Write every record out again exactly, and keep images out of it.

*** Opening of EXERCISE DATA ***

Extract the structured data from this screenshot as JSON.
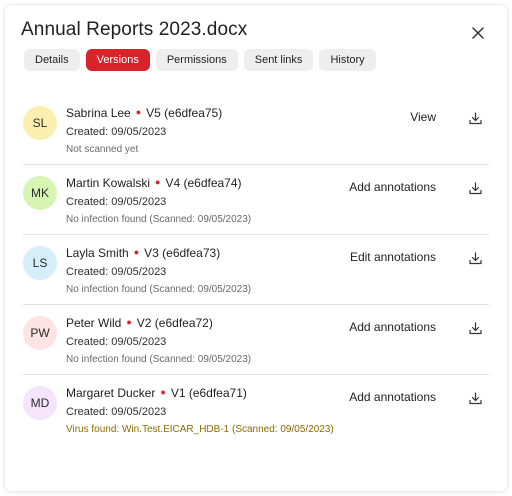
{
  "dialog": {
    "title": "Annual Reports 2023.docx",
    "close_icon": "close-icon"
  },
  "tabs": [
    {
      "label": "Details",
      "active": false
    },
    {
      "label": "Versions",
      "active": true
    },
    {
      "label": "Permissions",
      "active": false
    },
    {
      "label": "Sent links",
      "active": false
    },
    {
      "label": "History",
      "active": false
    }
  ],
  "colors": {
    "accent": "#d8232a",
    "virus_text": "#8a6d00"
  },
  "versions": [
    {
      "initials": "SL",
      "avatar_color": "#fbefb0",
      "name": "Sabrina Lee",
      "version": "V5 (e6dfea75)",
      "created": "Created: 09/05/2023",
      "scan": "Not scanned yet",
      "scan_status": "pending",
      "action": "View",
      "download_icon": "download-icon"
    },
    {
      "initials": "MK",
      "avatar_color": "#d7f5b2",
      "name": "Martin Kowalski",
      "version": "V4 (e6dfea74)",
      "created": "Created: 09/05/2023",
      "scan": "No infection found (Scanned: 09/05/2023)",
      "scan_status": "clean",
      "action": "Add annotations",
      "download_icon": "download-icon"
    },
    {
      "initials": "LS",
      "avatar_color": "#d5eefa",
      "name": "Layla Smith",
      "version": "V3 (e6dfea73)",
      "created": "Created: 09/05/2023",
      "scan": "No infection found (Scanned: 09/05/2023)",
      "scan_status": "clean",
      "action": "Edit annotations",
      "download_icon": "download-icon"
    },
    {
      "initials": "PW",
      "avatar_color": "#fde3e3",
      "name": "Peter Wild",
      "version": "V2 (e6dfea72)",
      "created": "Created: 09/05/2023",
      "scan": "No infection found (Scanned: 09/05/2023)",
      "scan_status": "clean",
      "action": "Add annotations",
      "download_icon": "download-icon"
    },
    {
      "initials": "MD",
      "avatar_color": "#f5e4fb",
      "name": "Margaret Ducker",
      "version": "V1 (e6dfea71)",
      "created": "Created: 09/05/2023",
      "scan": "Virus found: Win.Test.EICAR_HDB-1 (Scanned: 09/05/2023)",
      "scan_status": "virus",
      "action": "Add annotations",
      "download_icon": "download-icon"
    }
  ]
}
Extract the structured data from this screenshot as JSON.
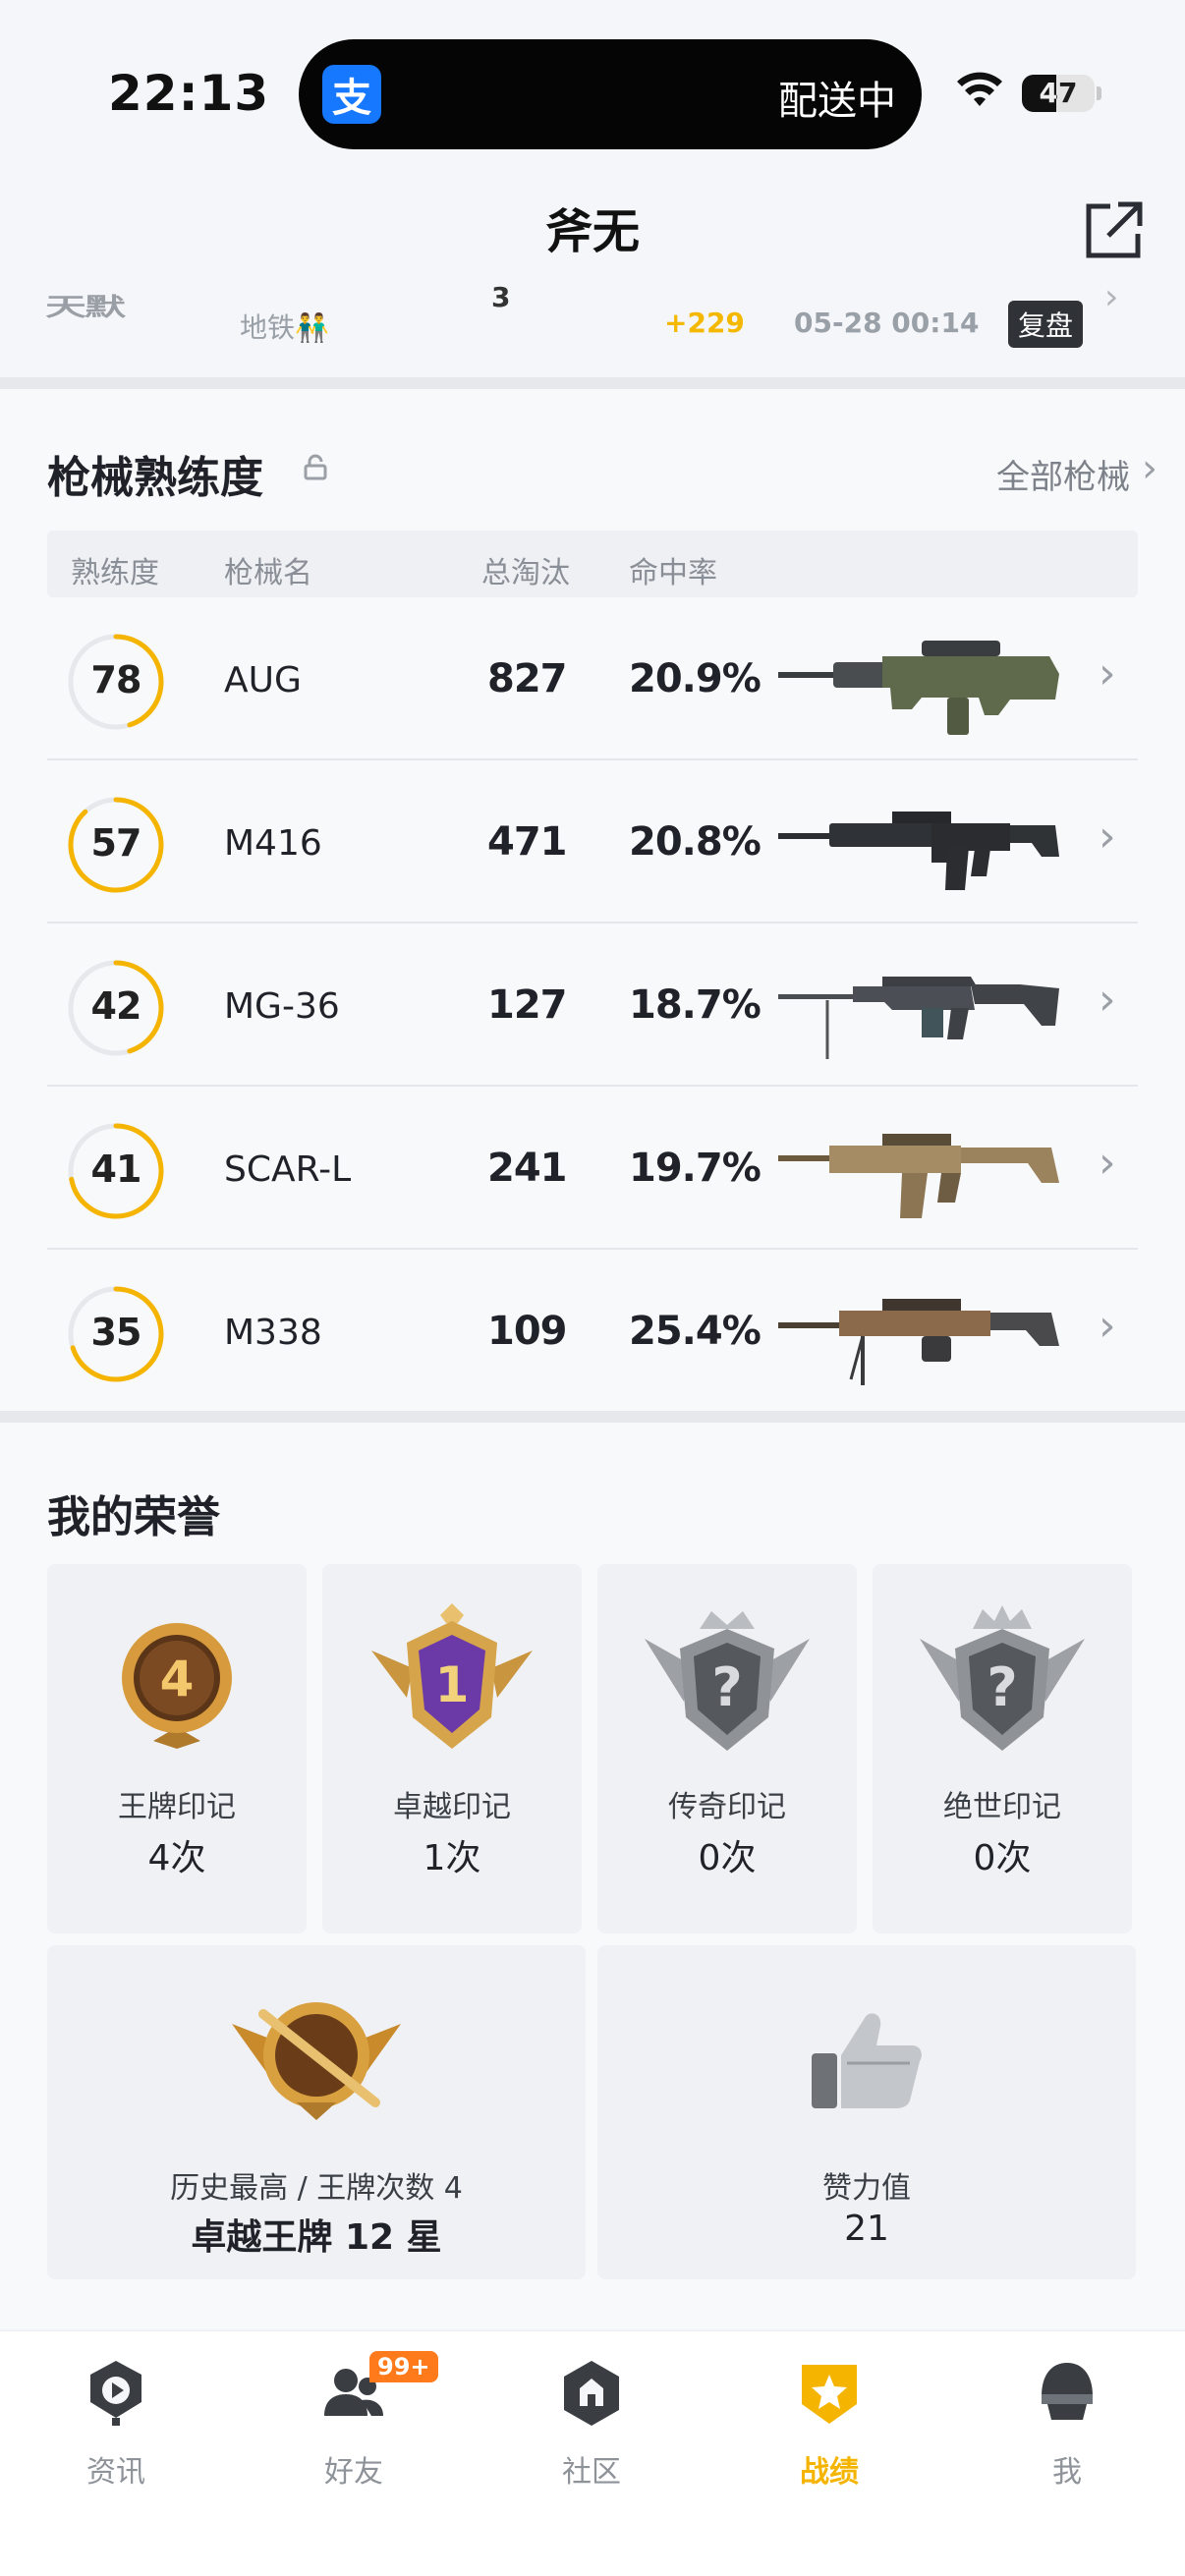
{
  "status_bar": {
    "time": "22:13",
    "island_app_icon": "支",
    "island_text": "配送中",
    "battery": "47",
    "battery_level": 0.47
  },
  "nav": {
    "title": "斧无"
  },
  "prev_record": {
    "logo_text": "天默",
    "mode": "地铁👬",
    "rank": "3",
    "score": "+229",
    "date": "05-28 00:14",
    "replay_label": "复盘"
  },
  "weapons": {
    "title": "枪械熟练度",
    "all_label": "全部枪械",
    "headers": [
      "熟练度",
      "枪械名",
      "总淘汰",
      "命中率"
    ],
    "rows": [
      {
        "level": "78",
        "progress": 0.45,
        "name": "AUG",
        "kills": "827",
        "accuracy": "20.9%"
      },
      {
        "level": "57",
        "progress": 0.88,
        "name": "M416",
        "kills": "471",
        "accuracy": "20.8%"
      },
      {
        "level": "42",
        "progress": 0.45,
        "name": "MG-36",
        "kills": "127",
        "accuracy": "18.7%"
      },
      {
        "level": "41",
        "progress": 0.72,
        "name": "SCAR-L",
        "kills": "241",
        "accuracy": "19.7%"
      },
      {
        "level": "35",
        "progress": 0.7,
        "name": "M338",
        "kills": "109",
        "accuracy": "25.4%"
      }
    ]
  },
  "honors": {
    "title": "我的荣誉",
    "marks": [
      {
        "name": "王牌印记",
        "count": "4次",
        "badge_text": "4"
      },
      {
        "name": "卓越印记",
        "count": "1次",
        "badge_text": "1"
      },
      {
        "name": "传奇印记",
        "count": "0次",
        "badge_text": "?"
      },
      {
        "name": "绝世印记",
        "count": "0次",
        "badge_text": "?"
      }
    ],
    "highest": {
      "label": "历史最高 / 王牌次数 4",
      "value": "卓越王牌 12 星"
    },
    "likes": {
      "label": "赞力值",
      "value": "21"
    }
  },
  "tabbar": {
    "items": [
      {
        "label": "资讯",
        "icon": "news-icon"
      },
      {
        "label": "好友",
        "icon": "friends-icon",
        "badge": "99+"
      },
      {
        "label": "社区",
        "icon": "community-icon"
      },
      {
        "label": "战绩",
        "icon": "record-icon",
        "active": true
      },
      {
        "label": "我",
        "icon": "profile-icon"
      }
    ]
  },
  "colors": {
    "accent": "#f5b400",
    "background": "#f4f6f9",
    "ring_track": "#e6e8ec"
  }
}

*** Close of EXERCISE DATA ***

### EXPECTED ANSWER
Extract the structured data from this screenshot as JSON.
{
  "dialog": {
    "title": "Annual Reports 2023.docx",
    "close_icon": "close-icon"
  },
  "tabs": [
    {
      "label": "Details",
      "active": false
    },
    {
      "label": "Versions",
      "active": true
    },
    {
      "label": "Permissions",
      "active": false
    },
    {
      "label": "Sent links",
      "active": false
    },
    {
      "label": "History",
      "active": false
    }
  ],
  "colors": {
    "accent": "#d8232a",
    "virus_text": "#8a6d00"
  },
  "versions": [
    {
      "initials": "SL",
      "avatar_color": "#fbefb0",
      "name": "Sabrina Lee",
      "version": "V5 (e6dfea75)",
      "created": "Created: 09/05/2023",
      "scan": "Not scanned yet",
      "scan_status": "pending",
      "action": "View",
      "download_icon": "download-icon"
    },
    {
      "initials": "MK",
      "avatar_color": "#d7f5b2",
      "name": "Martin Kowalski",
      "version": "V4 (e6dfea74)",
      "created": "Created: 09/05/2023",
      "scan": "No infection found (Scanned: 09/05/2023)",
      "scan_status": "clean",
      "action": "Add annotations",
      "download_icon": "download-icon"
    },
    {
      "initials": "LS",
      "avatar_color": "#d5eefa",
      "name": "Layla Smith",
      "version": "V3 (e6dfea73)",
      "created": "Created: 09/05/2023",
      "scan": "No infection found (Scanned: 09/05/2023)",
      "scan_status": "clean",
      "action": "Edit annotations",
      "download_icon": "download-icon"
    },
    {
      "initials": "PW",
      "avatar_color": "#fde3e3",
      "name": "Peter Wild",
      "version": "V2 (e6dfea72)",
      "created": "Created: 09/05/2023",
      "scan": "No infection found (Scanned: 09/05/2023)",
      "scan_status": "clean",
      "action": "Add annotations",
      "download_icon": "download-icon"
    },
    {
      "initials": "MD",
      "avatar_color": "#f5e4fb",
      "name": "Margaret Ducker",
      "version": "V1 (e6dfea71)",
      "created": "Created: 09/05/2023",
      "scan": "Virus found: Win.Test.EICAR_HDB-1 (Scanned: 09/05/2023)",
      "scan_status": "virus",
      "action": "Add annotations",
      "download_icon": "download-icon"
    }
  ]
}
Extract the structured data from this screenshot as JSON.
{
  "status_bar": {
    "time": "22:13",
    "island_app_icon": "支",
    "island_text": "配送中",
    "battery": "47",
    "battery_level": 0.47
  },
  "nav": {
    "title": "斧无"
  },
  "prev_record": {
    "logo_text": "天默",
    "mode": "地铁👬",
    "rank": "3",
    "score": "+229",
    "date": "05-28 00:14",
    "replay_label": "复盘"
  },
  "weapons": {
    "title": "枪械熟练度",
    "all_label": "全部枪械",
    "headers": [
      "熟练度",
      "枪械名",
      "总淘汰",
      "命中率"
    ],
    "rows": [
      {
        "level": "78",
        "progress": 0.45,
        "name": "AUG",
        "kills": "827",
        "accuracy": "20.9%"
      },
      {
        "level": "57",
        "progress": 0.88,
        "name": "M416",
        "kills": "471",
        "accuracy": "20.8%"
      },
      {
        "level": "42",
        "progress": 0.45,
        "name": "MG-36",
        "kills": "127",
        "accuracy": "18.7%"
      },
      {
        "level": "41",
        "progress": 0.72,
        "name": "SCAR-L",
        "kills": "241",
        "accuracy": "19.7%"
      },
      {
        "level": "35",
        "progress": 0.7,
        "name": "M338",
        "kills": "109",
        "accuracy": "25.4%"
      }
    ]
  },
  "honors": {
    "title": "我的荣誉",
    "marks": [
      {
        "name": "王牌印记",
        "count": "4次",
        "badge_text": "4"
      },
      {
        "name": "卓越印记",
        "count": "1次",
        "badge_text": "1"
      },
      {
        "name": "传奇印记",
        "count": "0次",
        "badge_text": "?"
      },
      {
        "name": "绝世印记",
        "count": "0次",
        "badge_text": "?"
      }
    ],
    "highest": {
      "label": "历史最高 / 王牌次数 4",
      "value": "卓越王牌 12 星"
    },
    "likes": {
      "label": "赞力值",
      "value": "21"
    }
  },
  "tabbar": {
    "items": [
      {
        "label": "资讯",
        "icon": "news-icon"
      },
      {
        "label": "好友",
        "icon": "friends-icon",
        "badge": "99+"
      },
      {
        "label": "社区",
        "icon": "community-icon"
      },
      {
        "label": "战绩",
        "icon": "record-icon",
        "active": true
      },
      {
        "label": "我",
        "icon": "profile-icon"
      }
    ]
  },
  "colors": {
    "accent": "#f5b400",
    "background": "#f4f6f9",
    "ring_track": "#e6e8ec"
  }
}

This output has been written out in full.